Work order
Pull out each line of the data that includes the word "Terminal".

Given records

___

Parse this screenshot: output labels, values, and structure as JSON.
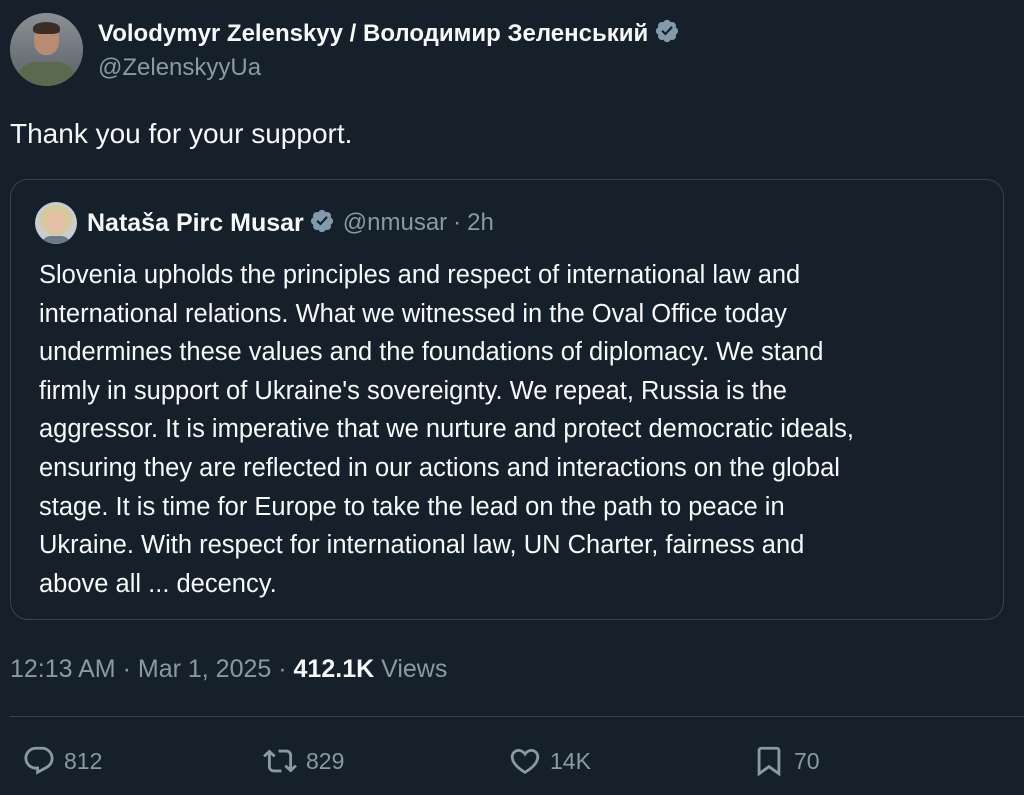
{
  "author": {
    "display_name": "Volodymyr Zelenskyy / Володимир Зеленський",
    "handle": "@ZelenskyyUa",
    "verified": true
  },
  "tweet": {
    "text": "Thank you for your support."
  },
  "quoted_tweet": {
    "display_name": "Nataša Pirc Musar",
    "handle": "@nmusar",
    "separator": "·",
    "time": "2h",
    "verified": true,
    "text": "Slovenia upholds the principles and respect of international law and\ninternational relations. What we witnessed in the Oval Office today\nundermines these values and the foundations of diplomacy. We stand\nfirmly in support of Ukraine's sovereignty. We repeat, Russia is the\naggressor. It is imperative that we nurture and protect democratic ideals,\nensuring they are reflected in our actions and interactions on the global\nstage. It is time for Europe to take the lead on the path to peace in\nUkraine. With respect for international law, UN Charter, fairness and\nabove all ... decency."
  },
  "meta": {
    "time": "12:13 AM",
    "sep1": "·",
    "date": "Mar 1, 2025",
    "sep2": "·",
    "views_count": "412.1K",
    "views_label": "Views"
  },
  "actions": {
    "replies": "812",
    "reposts": "829",
    "likes": "14K",
    "bookmarks": "70"
  },
  "colors": {
    "background": "#15202b",
    "text": "#f7f9f9",
    "muted": "#8b98a5",
    "border": "#38444d",
    "verified_badge": "#829aab"
  },
  "icons": [
    "verified-badge-icon",
    "reply-icon",
    "repost-icon",
    "like-icon",
    "bookmark-icon"
  ]
}
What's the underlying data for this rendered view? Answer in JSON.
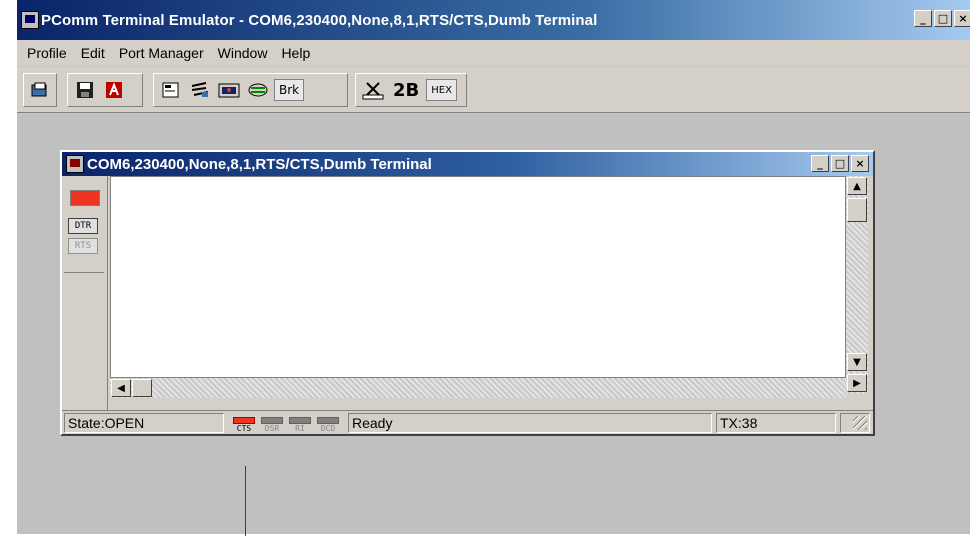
{
  "app": {
    "title": "PComm Terminal Emulator - COM6,230400,None,8,1,RTS/CTS,Dumb Terminal",
    "window_buttons": {
      "minimize": "_",
      "maximize": "□",
      "close": "×"
    }
  },
  "menu": {
    "items": [
      {
        "label": "Profile"
      },
      {
        "label": "Edit"
      },
      {
        "label": "Port Manager"
      },
      {
        "label": "Window"
      },
      {
        "label": "Help"
      }
    ]
  },
  "toolbar": {
    "buttons": [
      {
        "icon": "open-icon"
      },
      {
        "icon": "save-icon"
      },
      {
        "icon": "exit-icon"
      },
      {
        "icon": "properties-icon"
      },
      {
        "icon": "transfer-icon"
      },
      {
        "icon": "capture-icon"
      },
      {
        "icon": "macro-icon"
      },
      {
        "label": "Brk"
      },
      {
        "icon": "ruler-icon"
      },
      {
        "label": "2B"
      },
      {
        "label": "HEX"
      }
    ]
  },
  "session": {
    "title": "COM6,230400,None,8,1,RTS/CTS,Dumb Terminal",
    "signals": {
      "dtr": "DTR",
      "rts": "RTS"
    },
    "scroll_up": "▲",
    "scroll_down": "▼",
    "scroll_left": "◀",
    "scroll_right": "▶"
  },
  "status": {
    "state": "State:OPEN",
    "lamps": [
      {
        "label": "CTS",
        "on": true
      },
      {
        "label": "DSR",
        "on": false
      },
      {
        "label": "RI",
        "on": false
      },
      {
        "label": "DCD",
        "on": false
      }
    ],
    "message": "Ready",
    "tx": "TX:38"
  },
  "colors": {
    "titlebar_start": "#0a246a",
    "titlebar_end": "#a6caf0",
    "led_on": "#ee3322"
  }
}
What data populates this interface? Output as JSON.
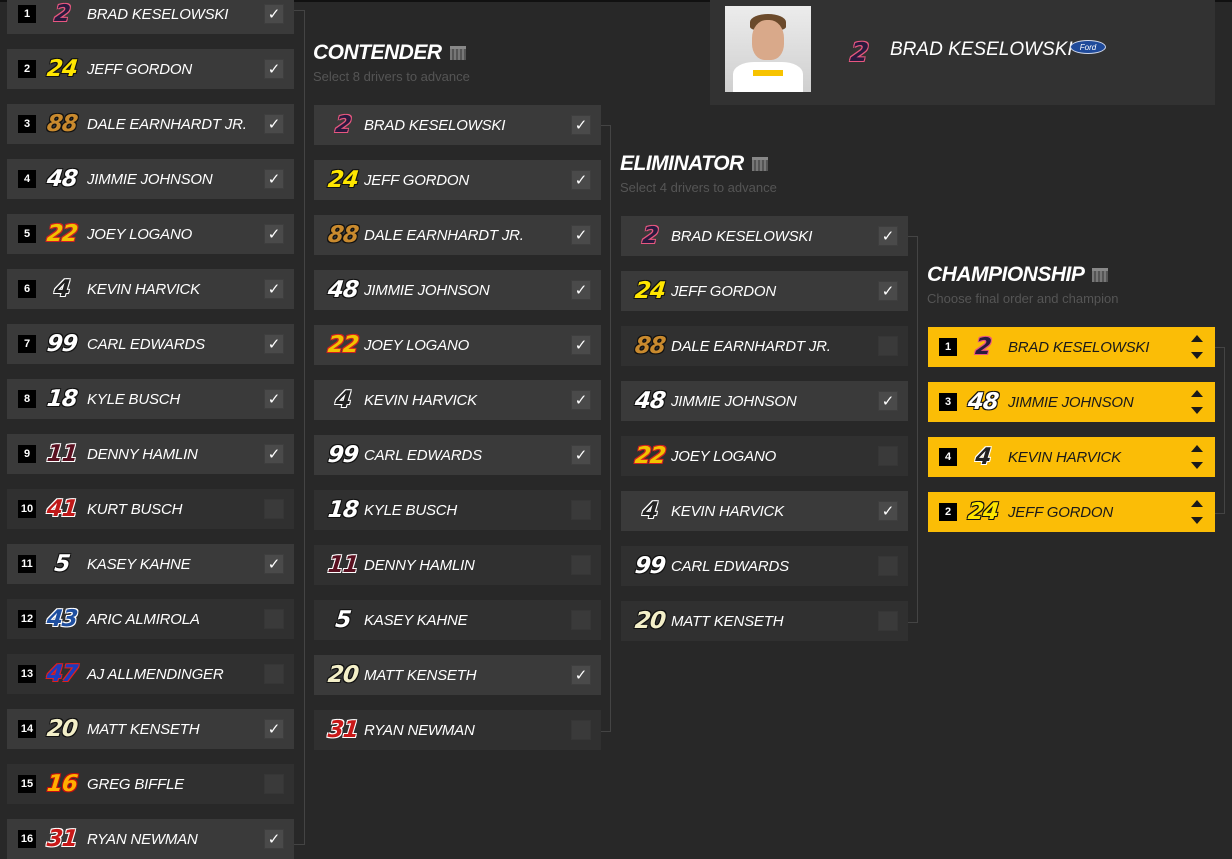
{
  "colors": {
    "bg": "#282828",
    "gold": "#fbbd06",
    "check": "#ffffff"
  },
  "hero": {
    "number": "2",
    "name": "BRAD KESELOWSKI",
    "manufacturer": "Ford",
    "number_color": "#2a1a3e",
    "number_outline": "#e8577f"
  },
  "round1": {
    "drivers": [
      {
        "seed": "1",
        "number": "2",
        "name": "BRAD KESELOWSKI",
        "checked": true,
        "color": "#2a1a3e",
        "outline": "#e8577f"
      },
      {
        "seed": "2",
        "number": "24",
        "name": "JEFF GORDON",
        "checked": true,
        "color": "#ffe600",
        "outline": "#111"
      },
      {
        "seed": "3",
        "number": "88",
        "name": "DALE EARNHARDT JR.",
        "checked": true,
        "color": "#c98a2e",
        "outline": "#111"
      },
      {
        "seed": "4",
        "number": "48",
        "name": "JIMMIE JOHNSON",
        "checked": true,
        "color": "#ffffff",
        "outline": "#111"
      },
      {
        "seed": "5",
        "number": "22",
        "name": "JOEY LOGANO",
        "checked": true,
        "color": "#f2c200",
        "outline": "#d02020"
      },
      {
        "seed": "6",
        "number": "4",
        "name": "KEVIN HARVICK",
        "checked": true,
        "color": "#222222",
        "outline": "#ffffff"
      },
      {
        "seed": "7",
        "number": "99",
        "name": "CARL EDWARDS",
        "checked": true,
        "color": "#ffffff",
        "outline": "#111"
      },
      {
        "seed": "8",
        "number": "18",
        "name": "KYLE BUSCH",
        "checked": true,
        "color": "#ffffff",
        "outline": "#111"
      },
      {
        "seed": "9",
        "number": "11",
        "name": "DENNY HAMLIN",
        "checked": true,
        "color": "#5a1020",
        "outline": "#ffffff"
      },
      {
        "seed": "10",
        "number": "41",
        "name": "KURT BUSCH",
        "checked": false,
        "color": "#c01818",
        "outline": "#ffffff"
      },
      {
        "seed": "11",
        "number": "5",
        "name": "KASEY KAHNE",
        "checked": true,
        "color": "#ffffff",
        "outline": "#111"
      },
      {
        "seed": "12",
        "number": "43",
        "name": "ARIC ALMIROLA",
        "checked": false,
        "color": "#1f4fa0",
        "outline": "#ffffff"
      },
      {
        "seed": "13",
        "number": "47",
        "name": "AJ ALLMENDINGER",
        "checked": false,
        "color": "#1d3bbd",
        "outline": "#e02020"
      },
      {
        "seed": "14",
        "number": "20",
        "name": "MATT KENSETH",
        "checked": true,
        "color": "#f3efc8",
        "outline": "#111"
      },
      {
        "seed": "15",
        "number": "16",
        "name": "GREG BIFFLE",
        "checked": false,
        "color": "#ffb000",
        "outline": "#c01010"
      },
      {
        "seed": "16",
        "number": "31",
        "name": "RYAN NEWMAN",
        "checked": true,
        "color": "#c81818",
        "outline": "#ffffff"
      }
    ]
  },
  "contender": {
    "title": "CONTENDER",
    "subtitle": "Select 8 drivers to advance",
    "drivers": [
      {
        "number": "2",
        "name": "BRAD KESELOWSKI",
        "checked": true,
        "color": "#2a1a3e",
        "outline": "#e8577f"
      },
      {
        "number": "24",
        "name": "JEFF GORDON",
        "checked": true,
        "color": "#ffe600",
        "outline": "#111"
      },
      {
        "number": "88",
        "name": "DALE EARNHARDT JR.",
        "checked": true,
        "color": "#c98a2e",
        "outline": "#111"
      },
      {
        "number": "48",
        "name": "JIMMIE JOHNSON",
        "checked": true,
        "color": "#ffffff",
        "outline": "#111"
      },
      {
        "number": "22",
        "name": "JOEY LOGANO",
        "checked": true,
        "color": "#f2c200",
        "outline": "#d02020"
      },
      {
        "number": "4",
        "name": "KEVIN HARVICK",
        "checked": true,
        "color": "#222222",
        "outline": "#ffffff"
      },
      {
        "number": "99",
        "name": "CARL EDWARDS",
        "checked": true,
        "color": "#ffffff",
        "outline": "#111"
      },
      {
        "number": "18",
        "name": "KYLE BUSCH",
        "checked": false,
        "color": "#ffffff",
        "outline": "#111"
      },
      {
        "number": "11",
        "name": "DENNY HAMLIN",
        "checked": false,
        "color": "#5a1020",
        "outline": "#ffffff"
      },
      {
        "number": "5",
        "name": "KASEY KAHNE",
        "checked": false,
        "color": "#ffffff",
        "outline": "#111"
      },
      {
        "number": "20",
        "name": "MATT KENSETH",
        "checked": true,
        "color": "#f3efc8",
        "outline": "#111"
      },
      {
        "number": "31",
        "name": "RYAN NEWMAN",
        "checked": false,
        "color": "#c81818",
        "outline": "#ffffff"
      }
    ]
  },
  "eliminator": {
    "title": "ELIMINATOR",
    "subtitle": "Select 4 drivers to advance",
    "drivers": [
      {
        "number": "2",
        "name": "BRAD KESELOWSKI",
        "checked": true,
        "color": "#2a1a3e",
        "outline": "#e8577f"
      },
      {
        "number": "24",
        "name": "JEFF GORDON",
        "checked": true,
        "color": "#ffe600",
        "outline": "#111"
      },
      {
        "number": "88",
        "name": "DALE EARNHARDT JR.",
        "checked": false,
        "color": "#c98a2e",
        "outline": "#111"
      },
      {
        "number": "48",
        "name": "JIMMIE JOHNSON",
        "checked": true,
        "color": "#ffffff",
        "outline": "#111"
      },
      {
        "number": "22",
        "name": "JOEY LOGANO",
        "checked": false,
        "color": "#f2c200",
        "outline": "#d02020"
      },
      {
        "number": "4",
        "name": "KEVIN HARVICK",
        "checked": true,
        "color": "#222222",
        "outline": "#ffffff"
      },
      {
        "number": "99",
        "name": "CARL EDWARDS",
        "checked": false,
        "color": "#ffffff",
        "outline": "#111"
      },
      {
        "number": "20",
        "name": "MATT KENSETH",
        "checked": false,
        "color": "#f3efc8",
        "outline": "#111"
      }
    ]
  },
  "championship": {
    "title": "CHAMPIONSHIP",
    "subtitle": "Choose final order and champion",
    "drivers": [
      {
        "seed": "1",
        "number": "2",
        "name": "BRAD KESELOWSKI",
        "color": "#2a1a3e",
        "outline": "#e8577f"
      },
      {
        "seed": "3",
        "number": "48",
        "name": "JIMMIE JOHNSON",
        "color": "#ffffff",
        "outline": "#111"
      },
      {
        "seed": "4",
        "number": "4",
        "name": "KEVIN HARVICK",
        "color": "#222222",
        "outline": "#ffffff"
      },
      {
        "seed": "2",
        "number": "24",
        "name": "JEFF GORDON",
        "color": "#ffe600",
        "outline": "#111"
      }
    ]
  }
}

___

Response below
    "title": "PComm Terminal Emulator - COM6,230400,None,8,1,RTS/CTS,Dumb Terminal",
    "title": "COM6,230400,None,8,1,RTS/CTS,Dumb Terminal",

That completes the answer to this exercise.